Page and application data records
◇ ◇ ◇

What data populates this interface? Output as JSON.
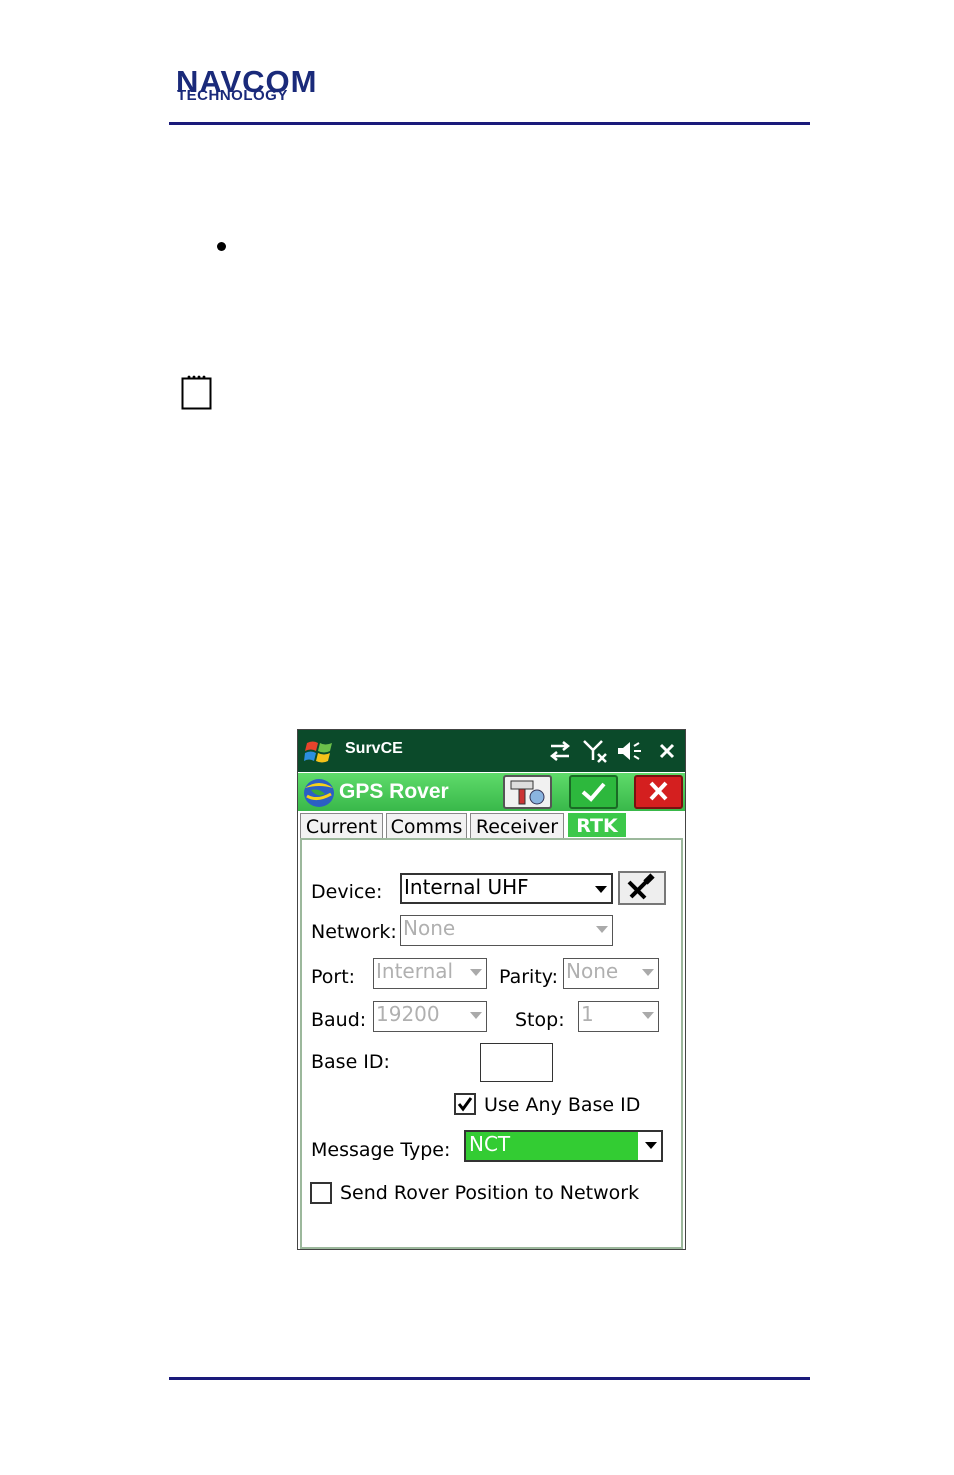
{
  "header": {
    "logo_line1": "NAVCOM",
    "logo_line2": "TECHNOLOGY"
  },
  "app": {
    "window_title": "SurvCE",
    "screen_title": "GPS Rover",
    "tabs": [
      {
        "label": "Current"
      },
      {
        "label": "Comms"
      },
      {
        "label": "Receiver"
      },
      {
        "label": "RTK",
        "active": true
      }
    ],
    "form": {
      "device_label": "Device:",
      "device_value": "Internal UHF",
      "network_label": "Network:",
      "network_value": "None",
      "port_label": "Port:",
      "port_value": "Internal",
      "parity_label": "Parity:",
      "parity_value": "None",
      "baud_label": "Baud:",
      "baud_value": "19200",
      "stop_label": "Stop:",
      "stop_value": "1",
      "base_id_label": "Base ID:",
      "base_id_value": "",
      "use_any_base_label": "Use Any Base ID",
      "use_any_base_checked": true,
      "message_type_label": "Message Type:",
      "message_type_value": "NCT",
      "send_rover_label": "Send Rover Position to Network",
      "send_rover_checked": false
    },
    "colors": {
      "title_bar": "#0b4a2a",
      "header_green": "#3cc84a",
      "selected_combo": "#33cc33",
      "cancel_red": "#d41f1f"
    },
    "icons": [
      "windows-start-icon",
      "connection-icon",
      "signal-icon",
      "speaker-icon",
      "close-icon",
      "gps-logo-icon",
      "receiver-config-icon",
      "ok-check-icon",
      "cancel-x-icon",
      "tools-icon"
    ]
  }
}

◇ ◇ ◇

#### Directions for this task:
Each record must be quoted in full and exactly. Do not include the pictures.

#### Solution to the exercise:
What data populates this interface? Output as JSON.
{
  "header": {
    "logo_line1": "NAVCOM",
    "logo_line2": "TECHNOLOGY"
  },
  "app": {
    "window_title": "SurvCE",
    "screen_title": "GPS Rover",
    "tabs": [
      {
        "label": "Current"
      },
      {
        "label": "Comms"
      },
      {
        "label": "Receiver"
      },
      {
        "label": "RTK",
        "active": true
      }
    ],
    "form": {
      "device_label": "Device:",
      "device_value": "Internal UHF",
      "network_label": "Network:",
      "network_value": "None",
      "port_label": "Port:",
      "port_value": "Internal",
      "parity_label": "Parity:",
      "parity_value": "None",
      "baud_label": "Baud:",
      "baud_value": "19200",
      "stop_label": "Stop:",
      "stop_value": "1",
      "base_id_label": "Base ID:",
      "base_id_value": "",
      "use_any_base_label": "Use Any Base ID",
      "use_any_base_checked": true,
      "message_type_label": "Message Type:",
      "message_type_value": "NCT",
      "send_rover_label": "Send Rover Position to Network",
      "send_rover_checked": false
    },
    "colors": {
      "title_bar": "#0b4a2a",
      "header_green": "#3cc84a",
      "selected_combo": "#33cc33",
      "cancel_red": "#d41f1f"
    },
    "icons": [
      "windows-start-icon",
      "connection-icon",
      "signal-icon",
      "speaker-icon",
      "close-icon",
      "gps-logo-icon",
      "receiver-config-icon",
      "ok-check-icon",
      "cancel-x-icon",
      "tools-icon"
    ]
  }
}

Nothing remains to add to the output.